by Kevin Oklobzija Democrat and Chronicle
AUBURN – Game time is fast approaching and Tim Redding is standing just off the bullpen mound, analyzing every aspect of every pitch that Reynaldo Lopez zips into the catcher's mitt.
The wind-up, the arm motion, where the plant foot lands, the movement of the ball. Over and over. He doesn't say a whole lot.
In the short-season Class A New York-Penn League, the pitching coach isn't instructed to recreate the pitcher. His job is to instill the organization's basic pitching tenets, point out mechanical flaws, and guide the prospects. So Redding is observing.
An hour or so earlier, Redding admitted this scenario of staying in the game after his playing career ended was something he couldn't envision.

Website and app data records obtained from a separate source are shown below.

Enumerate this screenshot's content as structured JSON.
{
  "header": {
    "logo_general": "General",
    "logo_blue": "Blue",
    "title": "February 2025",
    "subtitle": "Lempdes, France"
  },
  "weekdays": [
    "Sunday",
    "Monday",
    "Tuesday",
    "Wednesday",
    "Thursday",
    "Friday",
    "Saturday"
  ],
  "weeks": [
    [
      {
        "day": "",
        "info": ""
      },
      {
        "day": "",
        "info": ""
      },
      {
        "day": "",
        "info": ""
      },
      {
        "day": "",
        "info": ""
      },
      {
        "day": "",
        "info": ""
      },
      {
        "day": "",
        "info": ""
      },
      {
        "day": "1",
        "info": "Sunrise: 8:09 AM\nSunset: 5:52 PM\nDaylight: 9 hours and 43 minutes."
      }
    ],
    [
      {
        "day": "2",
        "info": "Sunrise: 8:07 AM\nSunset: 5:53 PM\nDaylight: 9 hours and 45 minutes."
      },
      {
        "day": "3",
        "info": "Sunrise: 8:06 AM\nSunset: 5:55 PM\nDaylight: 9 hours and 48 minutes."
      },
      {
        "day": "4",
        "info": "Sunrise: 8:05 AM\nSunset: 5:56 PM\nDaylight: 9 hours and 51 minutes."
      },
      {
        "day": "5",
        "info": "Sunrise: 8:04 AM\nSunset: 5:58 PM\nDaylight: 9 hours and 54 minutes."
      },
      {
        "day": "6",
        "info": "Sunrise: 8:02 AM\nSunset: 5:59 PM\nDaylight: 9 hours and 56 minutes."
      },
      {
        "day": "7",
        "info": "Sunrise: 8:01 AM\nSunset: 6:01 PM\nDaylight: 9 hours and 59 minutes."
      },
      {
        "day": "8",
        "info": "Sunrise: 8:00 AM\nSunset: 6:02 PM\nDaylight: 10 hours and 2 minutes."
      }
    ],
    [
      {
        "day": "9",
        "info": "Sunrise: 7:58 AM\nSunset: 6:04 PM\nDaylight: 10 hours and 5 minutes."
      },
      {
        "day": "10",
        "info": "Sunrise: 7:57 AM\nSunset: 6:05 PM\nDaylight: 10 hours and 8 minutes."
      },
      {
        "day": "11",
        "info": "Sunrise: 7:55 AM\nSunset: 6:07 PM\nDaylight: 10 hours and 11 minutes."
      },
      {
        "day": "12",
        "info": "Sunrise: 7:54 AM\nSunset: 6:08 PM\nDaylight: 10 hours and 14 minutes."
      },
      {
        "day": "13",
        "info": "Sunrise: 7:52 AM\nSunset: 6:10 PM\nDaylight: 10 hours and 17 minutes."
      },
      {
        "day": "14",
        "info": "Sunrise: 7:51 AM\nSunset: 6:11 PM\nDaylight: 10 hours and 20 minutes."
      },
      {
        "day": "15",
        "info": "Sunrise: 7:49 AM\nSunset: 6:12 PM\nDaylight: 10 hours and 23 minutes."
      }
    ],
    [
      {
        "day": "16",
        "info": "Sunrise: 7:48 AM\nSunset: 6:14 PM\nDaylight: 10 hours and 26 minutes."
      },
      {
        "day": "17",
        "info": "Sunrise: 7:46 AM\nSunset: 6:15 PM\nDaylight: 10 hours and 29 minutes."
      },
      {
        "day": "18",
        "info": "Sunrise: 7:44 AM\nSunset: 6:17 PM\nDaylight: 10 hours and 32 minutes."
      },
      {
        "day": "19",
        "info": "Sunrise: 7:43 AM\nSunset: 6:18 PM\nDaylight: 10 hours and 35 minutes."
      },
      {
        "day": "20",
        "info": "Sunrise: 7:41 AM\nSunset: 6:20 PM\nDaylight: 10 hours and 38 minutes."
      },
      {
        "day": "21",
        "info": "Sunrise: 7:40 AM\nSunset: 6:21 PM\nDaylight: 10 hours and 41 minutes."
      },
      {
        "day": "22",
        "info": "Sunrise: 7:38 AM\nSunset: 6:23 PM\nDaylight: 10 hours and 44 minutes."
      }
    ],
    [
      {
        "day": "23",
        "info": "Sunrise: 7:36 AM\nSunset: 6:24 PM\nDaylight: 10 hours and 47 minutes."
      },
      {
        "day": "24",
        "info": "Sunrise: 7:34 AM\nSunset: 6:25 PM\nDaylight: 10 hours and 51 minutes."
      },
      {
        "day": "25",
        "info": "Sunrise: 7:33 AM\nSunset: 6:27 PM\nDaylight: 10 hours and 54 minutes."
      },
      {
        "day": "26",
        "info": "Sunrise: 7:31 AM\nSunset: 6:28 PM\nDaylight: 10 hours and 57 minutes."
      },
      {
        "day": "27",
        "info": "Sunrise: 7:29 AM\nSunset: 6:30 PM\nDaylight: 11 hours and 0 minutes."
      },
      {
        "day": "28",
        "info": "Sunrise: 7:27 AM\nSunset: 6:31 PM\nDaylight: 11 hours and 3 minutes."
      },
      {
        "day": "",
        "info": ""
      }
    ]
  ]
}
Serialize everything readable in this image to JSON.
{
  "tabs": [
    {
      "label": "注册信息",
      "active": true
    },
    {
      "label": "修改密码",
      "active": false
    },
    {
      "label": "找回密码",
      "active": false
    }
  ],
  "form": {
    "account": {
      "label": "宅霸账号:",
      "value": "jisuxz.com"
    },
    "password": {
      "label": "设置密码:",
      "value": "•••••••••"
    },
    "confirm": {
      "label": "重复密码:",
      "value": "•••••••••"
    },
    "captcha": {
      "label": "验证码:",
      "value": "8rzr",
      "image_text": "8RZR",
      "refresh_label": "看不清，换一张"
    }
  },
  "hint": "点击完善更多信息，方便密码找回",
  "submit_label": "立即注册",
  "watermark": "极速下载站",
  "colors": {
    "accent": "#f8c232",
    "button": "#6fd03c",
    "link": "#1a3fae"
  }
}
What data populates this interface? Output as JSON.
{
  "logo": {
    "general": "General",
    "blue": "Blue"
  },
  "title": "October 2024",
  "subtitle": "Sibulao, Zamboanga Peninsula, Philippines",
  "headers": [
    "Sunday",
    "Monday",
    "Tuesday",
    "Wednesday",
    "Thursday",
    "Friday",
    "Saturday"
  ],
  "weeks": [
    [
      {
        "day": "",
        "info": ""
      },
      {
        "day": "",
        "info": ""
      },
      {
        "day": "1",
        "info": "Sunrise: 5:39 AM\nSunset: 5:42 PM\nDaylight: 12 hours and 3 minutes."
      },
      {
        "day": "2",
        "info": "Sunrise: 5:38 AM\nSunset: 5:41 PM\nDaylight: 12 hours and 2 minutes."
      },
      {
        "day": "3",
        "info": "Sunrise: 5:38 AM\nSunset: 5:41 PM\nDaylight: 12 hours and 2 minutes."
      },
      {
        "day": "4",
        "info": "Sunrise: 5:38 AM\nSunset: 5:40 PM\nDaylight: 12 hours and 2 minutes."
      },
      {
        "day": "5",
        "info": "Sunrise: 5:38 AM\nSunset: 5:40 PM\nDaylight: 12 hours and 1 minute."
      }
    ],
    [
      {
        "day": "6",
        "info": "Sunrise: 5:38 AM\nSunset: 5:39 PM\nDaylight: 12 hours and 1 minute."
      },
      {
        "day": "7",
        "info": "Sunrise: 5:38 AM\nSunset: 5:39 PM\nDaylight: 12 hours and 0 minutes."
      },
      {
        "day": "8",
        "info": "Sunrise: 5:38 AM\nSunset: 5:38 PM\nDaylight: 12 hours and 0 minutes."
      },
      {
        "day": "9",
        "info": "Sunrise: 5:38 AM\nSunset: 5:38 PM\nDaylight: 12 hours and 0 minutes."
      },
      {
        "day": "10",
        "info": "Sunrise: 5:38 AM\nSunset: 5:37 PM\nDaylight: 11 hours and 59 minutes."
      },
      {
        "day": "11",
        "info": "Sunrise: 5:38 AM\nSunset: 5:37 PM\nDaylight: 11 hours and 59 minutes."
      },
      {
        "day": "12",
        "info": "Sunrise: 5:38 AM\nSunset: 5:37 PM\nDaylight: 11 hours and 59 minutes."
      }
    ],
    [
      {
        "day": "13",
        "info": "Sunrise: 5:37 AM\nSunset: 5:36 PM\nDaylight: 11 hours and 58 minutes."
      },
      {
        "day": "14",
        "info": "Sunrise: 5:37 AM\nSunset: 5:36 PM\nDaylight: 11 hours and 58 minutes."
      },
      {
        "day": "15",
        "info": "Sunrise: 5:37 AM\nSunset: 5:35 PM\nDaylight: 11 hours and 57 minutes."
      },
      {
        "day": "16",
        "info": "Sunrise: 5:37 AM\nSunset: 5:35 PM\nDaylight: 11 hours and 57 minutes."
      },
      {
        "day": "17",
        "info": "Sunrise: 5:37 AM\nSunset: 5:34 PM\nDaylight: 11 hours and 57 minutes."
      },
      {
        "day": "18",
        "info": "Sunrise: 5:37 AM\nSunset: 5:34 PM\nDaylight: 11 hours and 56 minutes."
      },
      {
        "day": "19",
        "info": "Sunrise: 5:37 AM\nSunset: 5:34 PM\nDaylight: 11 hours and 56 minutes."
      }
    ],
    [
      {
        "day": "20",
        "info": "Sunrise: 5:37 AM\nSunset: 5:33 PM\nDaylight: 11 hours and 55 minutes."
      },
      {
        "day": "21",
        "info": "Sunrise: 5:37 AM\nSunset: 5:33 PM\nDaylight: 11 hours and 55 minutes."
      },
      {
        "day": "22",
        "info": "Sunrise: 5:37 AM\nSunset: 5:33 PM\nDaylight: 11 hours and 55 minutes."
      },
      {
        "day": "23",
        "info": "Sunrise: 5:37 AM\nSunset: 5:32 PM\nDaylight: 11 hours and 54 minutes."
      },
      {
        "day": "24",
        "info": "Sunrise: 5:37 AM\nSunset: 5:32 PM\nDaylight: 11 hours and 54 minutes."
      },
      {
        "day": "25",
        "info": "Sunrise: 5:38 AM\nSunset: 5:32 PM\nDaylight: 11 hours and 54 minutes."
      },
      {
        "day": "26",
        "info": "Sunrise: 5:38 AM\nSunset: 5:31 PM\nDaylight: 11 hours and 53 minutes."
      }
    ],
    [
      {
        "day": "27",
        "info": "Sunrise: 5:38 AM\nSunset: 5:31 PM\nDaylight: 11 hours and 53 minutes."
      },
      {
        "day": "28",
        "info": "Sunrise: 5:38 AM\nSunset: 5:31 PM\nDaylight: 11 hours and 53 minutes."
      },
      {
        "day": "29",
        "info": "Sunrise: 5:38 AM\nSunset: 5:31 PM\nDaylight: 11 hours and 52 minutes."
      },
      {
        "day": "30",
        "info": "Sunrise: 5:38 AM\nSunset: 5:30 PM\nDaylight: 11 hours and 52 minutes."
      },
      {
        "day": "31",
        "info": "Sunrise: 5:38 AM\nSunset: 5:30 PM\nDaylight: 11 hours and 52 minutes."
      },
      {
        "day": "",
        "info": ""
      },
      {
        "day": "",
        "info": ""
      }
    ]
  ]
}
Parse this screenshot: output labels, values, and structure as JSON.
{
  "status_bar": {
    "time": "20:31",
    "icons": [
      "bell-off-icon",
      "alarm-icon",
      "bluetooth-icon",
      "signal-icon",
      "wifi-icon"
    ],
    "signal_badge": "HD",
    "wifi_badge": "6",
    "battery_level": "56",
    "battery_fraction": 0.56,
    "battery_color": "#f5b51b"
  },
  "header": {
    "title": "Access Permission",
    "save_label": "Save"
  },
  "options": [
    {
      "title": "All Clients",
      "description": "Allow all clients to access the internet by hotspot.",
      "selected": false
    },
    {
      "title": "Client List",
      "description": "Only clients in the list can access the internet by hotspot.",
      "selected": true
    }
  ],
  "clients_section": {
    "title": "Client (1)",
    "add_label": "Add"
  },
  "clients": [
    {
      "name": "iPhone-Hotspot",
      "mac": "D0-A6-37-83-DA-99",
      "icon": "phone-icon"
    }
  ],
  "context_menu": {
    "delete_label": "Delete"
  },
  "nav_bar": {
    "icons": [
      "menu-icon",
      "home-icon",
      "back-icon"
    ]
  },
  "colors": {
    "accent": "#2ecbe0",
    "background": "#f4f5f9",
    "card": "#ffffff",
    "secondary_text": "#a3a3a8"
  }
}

"I never thought I was coaching material," said Redding, who growing up called neighborhoods in North Chili and Riga home and caught the eye of scouts at Churchville-Chili High School and then Monroe Community College.
Indeed, he was the guy way back when, who, if an opponent hit his 95 mph fastball 410 feet, would rear back and try to throw the fastball even harder the next time. It didn't matter if the catcher —and pitching coach — suggested a changeup.
So who better for young on-the-rise pitchers to take advice from than a guy who has 17 professional seasons of been-there/done-that on his resume.
That's exactly what Redding figured when he pursued the job. And what the Washington Nationals figured when they hired him as pitching coach for the Auburn Doubledays.
Thus, Redding is starting over where he started it all — in the Cayuga County city of Auburn, at Falcon Park.
As a first-year pitcher in the Houston Astros organization, Redding called a much-more rickety clubhouse home for the summer of 1998. He thrived, too. He went 7-3 with a 4.52 earned-run average. Flirting to hit the 100 mph barrier with his fastball, he struck out 98 in 73 2/3 innings.